Exercise materials Block Start
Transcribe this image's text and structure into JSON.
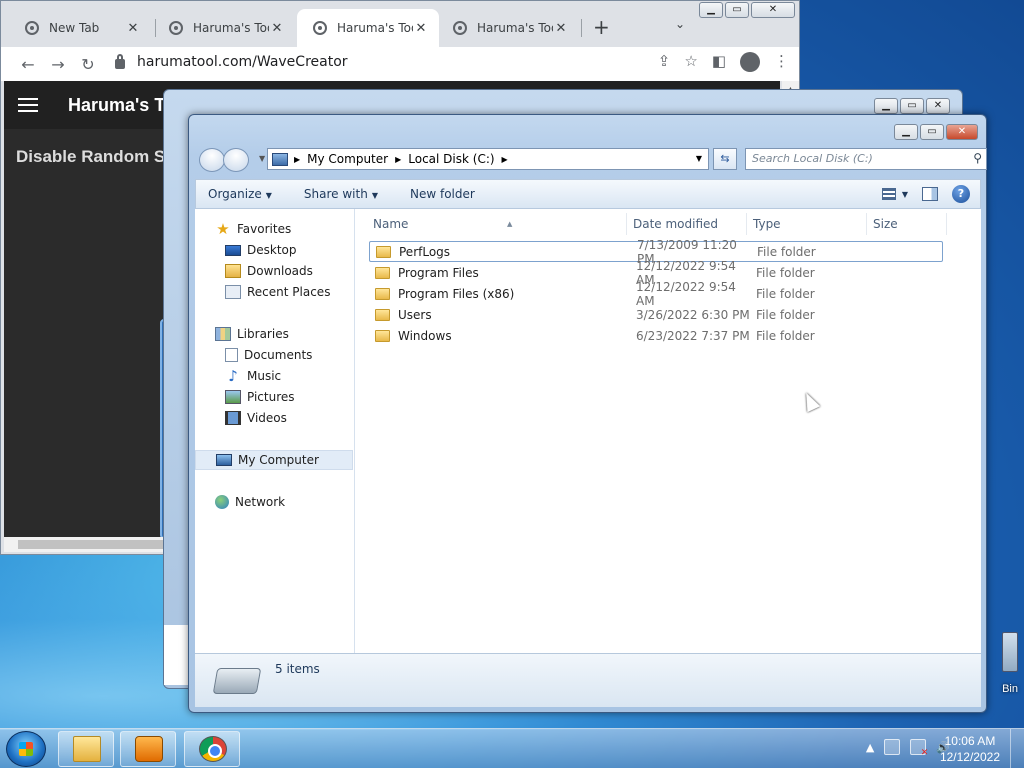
{
  "browser": {
    "tabs": [
      {
        "title": "New Tab",
        "icon": "chrome-icon"
      },
      {
        "title": "Haruma's Tool",
        "icon": "globe-icon"
      },
      {
        "title": "Haruma's Tool",
        "icon": "globe-icon",
        "active": true
      },
      {
        "title": "Haruma's Tool",
        "icon": "globe-icon"
      }
    ],
    "new_tab_symbol": "+",
    "url": "harumatool.com/WaveCreator",
    "page": {
      "site_title": "Haruma's Tool",
      "heading": "Disable Random Spawns"
    }
  },
  "explorer": {
    "address": {
      "root": "My Computer",
      "current": "Local Disk (C:)"
    },
    "search_placeholder": "Search Local Disk (C:)",
    "commands": {
      "organize": "Organize",
      "share_with": "Share with",
      "new_folder": "New folder"
    },
    "nav": {
      "favorites": "Favorites",
      "desktop": "Desktop",
      "downloads": "Downloads",
      "recent_places": "Recent Places",
      "libraries": "Libraries",
      "documents": "Documents",
      "music": "Music",
      "pictures": "Pictures",
      "videos": "Videos",
      "my_computer": "My Computer",
      "network": "Network"
    },
    "columns": {
      "name": "Name",
      "date": "Date modified",
      "type": "Type",
      "size": "Size"
    },
    "files": [
      {
        "name": "PerfLogs",
        "date": "7/13/2009 11:20 PM",
        "type": "File folder"
      },
      {
        "name": "Program Files",
        "date": "12/12/2022 9:54 AM",
        "type": "File folder"
      },
      {
        "name": "Program Files (x86)",
        "date": "12/12/2022 9:54 AM",
        "type": "File folder"
      },
      {
        "name": "Users",
        "date": "3/26/2022 6:30 PM",
        "type": "File folder"
      },
      {
        "name": "Windows",
        "date": "6/23/2022 7:37 PM",
        "type": "File folder"
      }
    ],
    "status": "5 items"
  },
  "desktop": {
    "recycle_bin_label": "Bin"
  },
  "taskbar": {
    "time": "10:06 AM",
    "date": "12/12/2022"
  }
}
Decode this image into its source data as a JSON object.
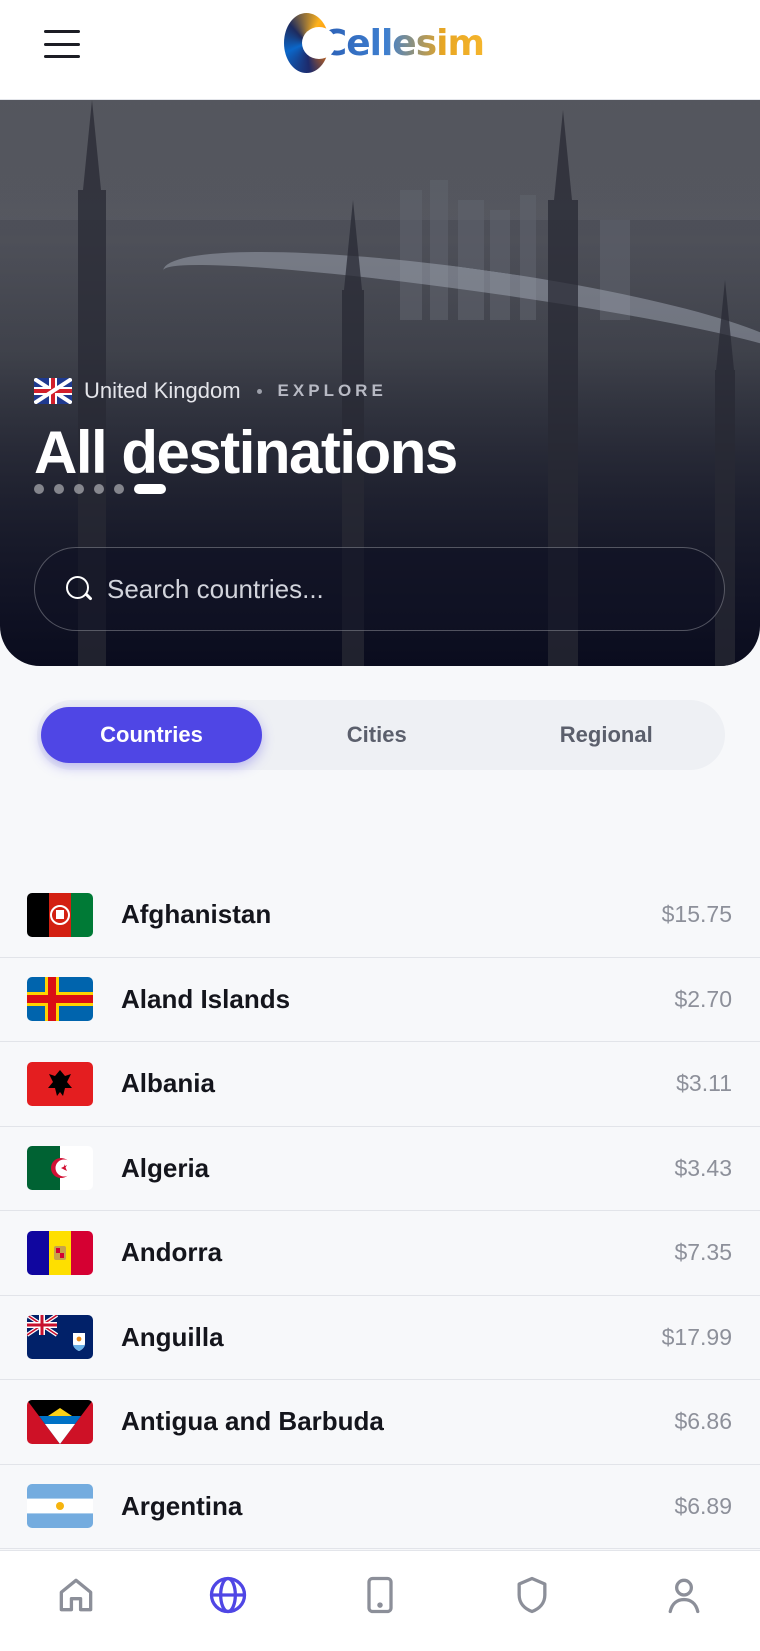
{
  "header": {
    "logo_text": "Cellesim"
  },
  "hero": {
    "location": "United Kingdom",
    "explore_label": "EXPLORE",
    "title": "All destinations",
    "carousel_total": 6,
    "carousel_active_index": 5
  },
  "search": {
    "placeholder": "Search countries..."
  },
  "tabs": [
    {
      "label": "Countries",
      "active": true
    },
    {
      "label": "Cities",
      "active": false
    },
    {
      "label": "Regional",
      "active": false
    }
  ],
  "countries": [
    {
      "name": "Afghanistan",
      "price": "$15.75",
      "flag": "afghanistan"
    },
    {
      "name": "Aland Islands",
      "price": "$2.70",
      "flag": "aland-islands"
    },
    {
      "name": "Albania",
      "price": "$3.11",
      "flag": "albania"
    },
    {
      "name": "Algeria",
      "price": "$3.43",
      "flag": "algeria"
    },
    {
      "name": "Andorra",
      "price": "$7.35",
      "flag": "andorra"
    },
    {
      "name": "Anguilla",
      "price": "$17.99",
      "flag": "anguilla"
    },
    {
      "name": "Antigua and Barbuda",
      "price": "$6.86",
      "flag": "antigua-and-barbuda"
    },
    {
      "name": "Argentina",
      "price": "$6.89",
      "flag": "argentina"
    }
  ],
  "bottom_nav": [
    {
      "icon": "home-icon",
      "active": false
    },
    {
      "icon": "globe-icon",
      "active": true
    },
    {
      "icon": "device-icon",
      "active": false
    },
    {
      "icon": "shield-icon",
      "active": false
    },
    {
      "icon": "user-icon",
      "active": false
    }
  ],
  "colors": {
    "accent": "#4f46e5",
    "nav_inactive": "#8c8f99"
  }
}
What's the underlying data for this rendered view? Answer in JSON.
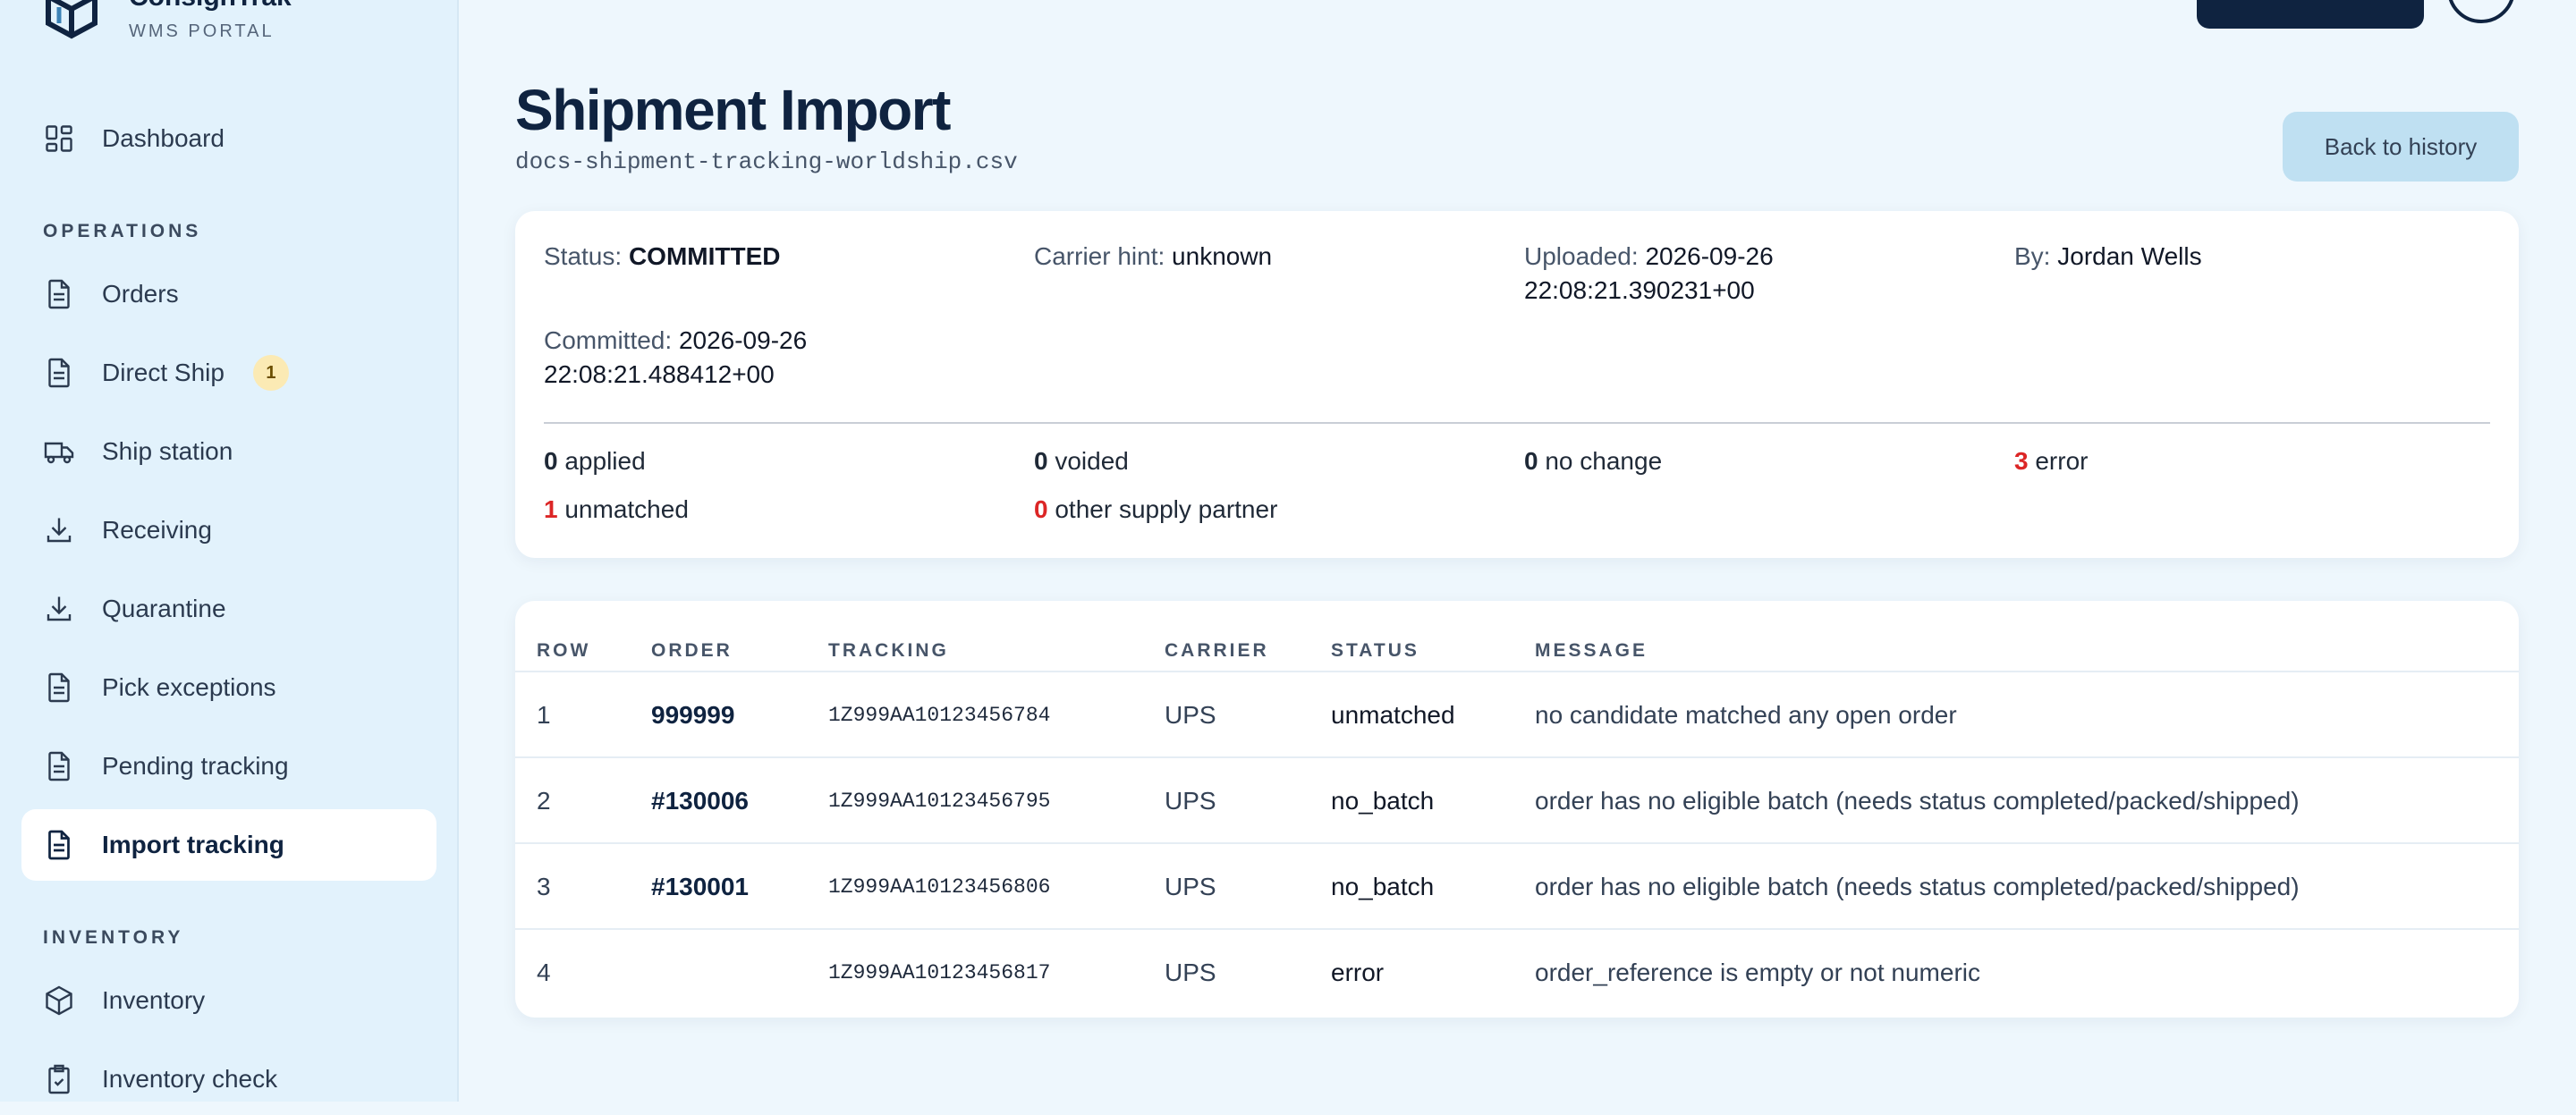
{
  "brand": {
    "name": "ConsignTrak",
    "subtitle": "WMS PORTAL"
  },
  "sidebar": {
    "items": [
      {
        "label": "Dashboard",
        "icon": "grid-icon"
      },
      {
        "label": "Orders",
        "icon": "document-icon"
      },
      {
        "label": "Direct Ship",
        "icon": "document-icon",
        "badge": "1"
      },
      {
        "label": "Ship station",
        "icon": "truck-icon"
      },
      {
        "label": "Receiving",
        "icon": "download-icon"
      },
      {
        "label": "Quarantine",
        "icon": "download-icon"
      },
      {
        "label": "Pick exceptions",
        "icon": "document-icon"
      },
      {
        "label": "Pending tracking",
        "icon": "document-icon"
      },
      {
        "label": "Import tracking",
        "icon": "document-icon",
        "active": true
      },
      {
        "label": "Inventory",
        "icon": "box-icon"
      },
      {
        "label": "Inventory check",
        "icon": "clipboard-check-icon"
      }
    ],
    "sections": {
      "operations": "OPERATIONS",
      "inventory": "INVENTORY"
    }
  },
  "header": {
    "title": "Shipment Import",
    "filename": "docs-shipment-tracking-worldship.csv",
    "back_label": "Back to history"
  },
  "summary": {
    "status_label": "Status:",
    "status_value": "COMMITTED",
    "carrier_label": "Carrier hint:",
    "carrier_value": "unknown",
    "uploaded_label": "Uploaded:",
    "uploaded_value": "2026-09-26",
    "uploaded_value_2": "22:08:21.390231+00",
    "by_label": "By:",
    "by_value": "Jordan Wells",
    "committed_label": "Committed:",
    "committed_value": "2026-09-26",
    "committed_value_2": "22:08:21.488412+00",
    "counts": {
      "applied": {
        "n": "0",
        "label": "applied"
      },
      "voided": {
        "n": "0",
        "label": "voided"
      },
      "no_change": {
        "n": "0",
        "label": "no change"
      },
      "error": {
        "n": "3",
        "label": "error"
      },
      "unmatched": {
        "n": "1",
        "label": "unmatched"
      },
      "other": {
        "n": "0",
        "label": "other supply partner"
      }
    }
  },
  "table": {
    "columns": [
      "ROW",
      "ORDER",
      "TRACKING",
      "CARRIER",
      "STATUS",
      "MESSAGE"
    ],
    "rows": [
      {
        "row": "1",
        "order": "999999",
        "tracking": "1Z999AA10123456784",
        "carrier": "UPS",
        "status": "unmatched",
        "message": "no candidate matched any open order"
      },
      {
        "row": "2",
        "order": "#130006",
        "tracking": "1Z999AA10123456795",
        "carrier": "UPS",
        "status": "no_batch",
        "message": "order has no eligible batch (needs status completed/packed/shipped)"
      },
      {
        "row": "3",
        "order": "#130001",
        "tracking": "1Z999AA10123456806",
        "carrier": "UPS",
        "status": "no_batch",
        "message": "order has no eligible batch (needs status completed/packed/shipped)"
      },
      {
        "row": "4",
        "order": "",
        "tracking": "1Z999AA10123456817",
        "carrier": "UPS",
        "status": "error",
        "message": "order_reference is empty or not numeric"
      }
    ]
  },
  "colors": {
    "accent": "#0f2340",
    "error": "#dc2626",
    "badge": "#fbeab4",
    "sidebar": "#e2f2fc",
    "background": "#eef7fd"
  }
}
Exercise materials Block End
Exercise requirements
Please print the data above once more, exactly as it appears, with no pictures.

Answer to the problem
Transcribe this image's text and structure into JSON.
{
  "browser": {
    "tabs": [
      {
        "title": "New Tab",
        "icon": "chrome-icon"
      },
      {
        "title": "Haruma's Tool",
        "icon": "globe-icon"
      },
      {
        "title": "Haruma's Tool",
        "icon": "globe-icon",
        "active": true
      },
      {
        "title": "Haruma's Tool",
        "icon": "globe-icon"
      }
    ],
    "new_tab_symbol": "+",
    "url": "harumatool.com/WaveCreator",
    "page": {
      "site_title": "Haruma's Tool",
      "heading": "Disable Random Spawns"
    }
  },
  "explorer": {
    "address": {
      "root": "My Computer",
      "current": "Local Disk (C:)"
    },
    "search_placeholder": "Search Local Disk (C:)",
    "commands": {
      "organize": "Organize",
      "share_with": "Share with",
      "new_folder": "New folder"
    },
    "nav": {
      "favorites": "Favorites",
      "desktop": "Desktop",
      "downloads": "Downloads",
      "recent_places": "Recent Places",
      "libraries": "Libraries",
      "documents": "Documents",
      "music": "Music",
      "pictures": "Pictures",
      "videos": "Videos",
      "my_computer": "My Computer",
      "network": "Network"
    },
    "columns": {
      "name": "Name",
      "date": "Date modified",
      "type": "Type",
      "size": "Size"
    },
    "files": [
      {
        "name": "PerfLogs",
        "date": "7/13/2009 11:20 PM",
        "type": "File folder"
      },
      {
        "name": "Program Files",
        "date": "12/12/2022 9:54 AM",
        "type": "File folder"
      },
      {
        "name": "Program Files (x86)",
        "date": "12/12/2022 9:54 AM",
        "type": "File folder"
      },
      {
        "name": "Users",
        "date": "3/26/2022 6:30 PM",
        "type": "File folder"
      },
      {
        "name": "Windows",
        "date": "6/23/2022 7:37 PM",
        "type": "File folder"
      }
    ],
    "status": "5 items"
  },
  "desktop": {
    "recycle_bin_label": "Bin"
  },
  "taskbar": {
    "time": "10:06 AM",
    "date": "12/12/2022"
  }
}
Decode this image into its source data as a JSON object.
{
  "header": {
    "logo_text": "Cellesim"
  },
  "hero": {
    "location": "United Kingdom",
    "explore_label": "EXPLORE",
    "title": "All destinations",
    "carousel_total": 6,
    "carousel_active_index": 5
  },
  "search": {
    "placeholder": "Search countries..."
  },
  "tabs": [
    {
      "label": "Countries",
      "active": true
    },
    {
      "label": "Cities",
      "active": false
    },
    {
      "label": "Regional",
      "active": false
    }
  ],
  "countries": [
    {
      "name": "Afghanistan",
      "price": "$15.75",
      "flag": "afghanistan"
    },
    {
      "name": "Aland Islands",
      "price": "$2.70",
      "flag": "aland-islands"
    },
    {
      "name": "Albania",
      "price": "$3.11",
      "flag": "albania"
    },
    {
      "name": "Algeria",
      "price": "$3.43",
      "flag": "algeria"
    },
    {
      "name": "Andorra",
      "price": "$7.35",
      "flag": "andorra"
    },
    {
      "name": "Anguilla",
      "price": "$17.99",
      "flag": "anguilla"
    },
    {
      "name": "Antigua and Barbuda",
      "price": "$6.86",
      "flag": "antigua-and-barbuda"
    },
    {
      "name": "Argentina",
      "price": "$6.89",
      "flag": "argentina"
    }
  ],
  "bottom_nav": [
    {
      "icon": "home-icon",
      "active": false
    },
    {
      "icon": "globe-icon",
      "active": true
    },
    {
      "icon": "device-icon",
      "active": false
    },
    {
      "icon": "shield-icon",
      "active": false
    },
    {
      "icon": "user-icon",
      "active": false
    }
  ],
  "colors": {
    "accent": "#4f46e5",
    "nav_inactive": "#8c8f99"
  }
}
What's the underlying data for this rendered view? Answer in JSON.
{
  "brand": {
    "name": "ConsignTrak",
    "subtitle": "WMS PORTAL"
  },
  "sidebar": {
    "items": [
      {
        "label": "Dashboard",
        "icon": "grid-icon"
      },
      {
        "label": "Orders",
        "icon": "document-icon"
      },
      {
        "label": "Direct Ship",
        "icon": "document-icon",
        "badge": "1"
      },
      {
        "label": "Ship station",
        "icon": "truck-icon"
      },
      {
        "label": "Receiving",
        "icon": "download-icon"
      },
      {
        "label": "Quarantine",
        "icon": "download-icon"
      },
      {
        "label": "Pick exceptions",
        "icon": "document-icon"
      },
      {
        "label": "Pending tracking",
        "icon": "document-icon"
      },
      {
        "label": "Import tracking",
        "icon": "document-icon",
        "active": true
      },
      {
        "label": "Inventory",
        "icon": "box-icon"
      },
      {
        "label": "Inventory check",
        "icon": "clipboard-check-icon"
      }
    ],
    "sections": {
      "operations": "OPERATIONS",
      "inventory": "INVENTORY"
    }
  },
  "header": {
    "title": "Shipment Import",
    "filename": "docs-shipment-tracking-worldship.csv",
    "back_label": "Back to history"
  },
  "summary": {
    "status_label": "Status:",
    "status_value": "COMMITTED",
    "carrier_label": "Carrier hint:",
    "carrier_value": "unknown",
    "uploaded_label": "Uploaded:",
    "uploaded_value": "2026-09-26",
    "uploaded_value_2": "22:08:21.390231+00",
    "by_label": "By:",
    "by_value": "Jordan Wells",
    "committed_label": "Committed:",
    "committed_value": "2026-09-26",
    "committed_value_2": "22:08:21.488412+00",
    "counts": {
      "applied": {
        "n": "0",
        "label": "applied"
      },
      "voided": {
        "n": "0",
        "label": "voided"
      },
      "no_change": {
        "n": "0",
        "label": "no change"
      },
      "error": {
        "n": "3",
        "label": "error"
      },
      "unmatched": {
        "n": "1",
        "label": "unmatched"
      },
      "other": {
        "n": "0",
        "label": "other supply partner"
      }
    }
  },
  "table": {
    "columns": [
      "ROW",
      "ORDER",
      "TRACKING",
      "CARRIER",
      "STATUS",
      "MESSAGE"
    ],
    "rows": [
      {
        "row": "1",
        "order": "999999",
        "tracking": "1Z999AA10123456784",
        "carrier": "UPS",
        "status": "unmatched",
        "message": "no candidate matched any open order"
      },
      {
        "row": "2",
        "order": "#130006",
        "tracking": "1Z999AA10123456795",
        "carrier": "UPS",
        "status": "no_batch",
        "message": "order has no eligible batch (needs status completed/packed/shipped)"
      },
      {
        "row": "3",
        "order": "#130001",
        "tracking": "1Z999AA10123456806",
        "carrier": "UPS",
        "status": "no_batch",
        "message": "order has no eligible batch (needs status completed/packed/shipped)"
      },
      {
        "row": "4",
        "order": "",
        "tracking": "1Z999AA10123456817",
        "carrier": "UPS",
        "status": "error",
        "message": "order_reference is empty or not numeric"
      }
    ]
  },
  "colors": {
    "accent": "#0f2340",
    "error": "#dc2626",
    "badge": "#fbeab4",
    "sidebar": "#e2f2fc",
    "background": "#eef7fd"
  }
}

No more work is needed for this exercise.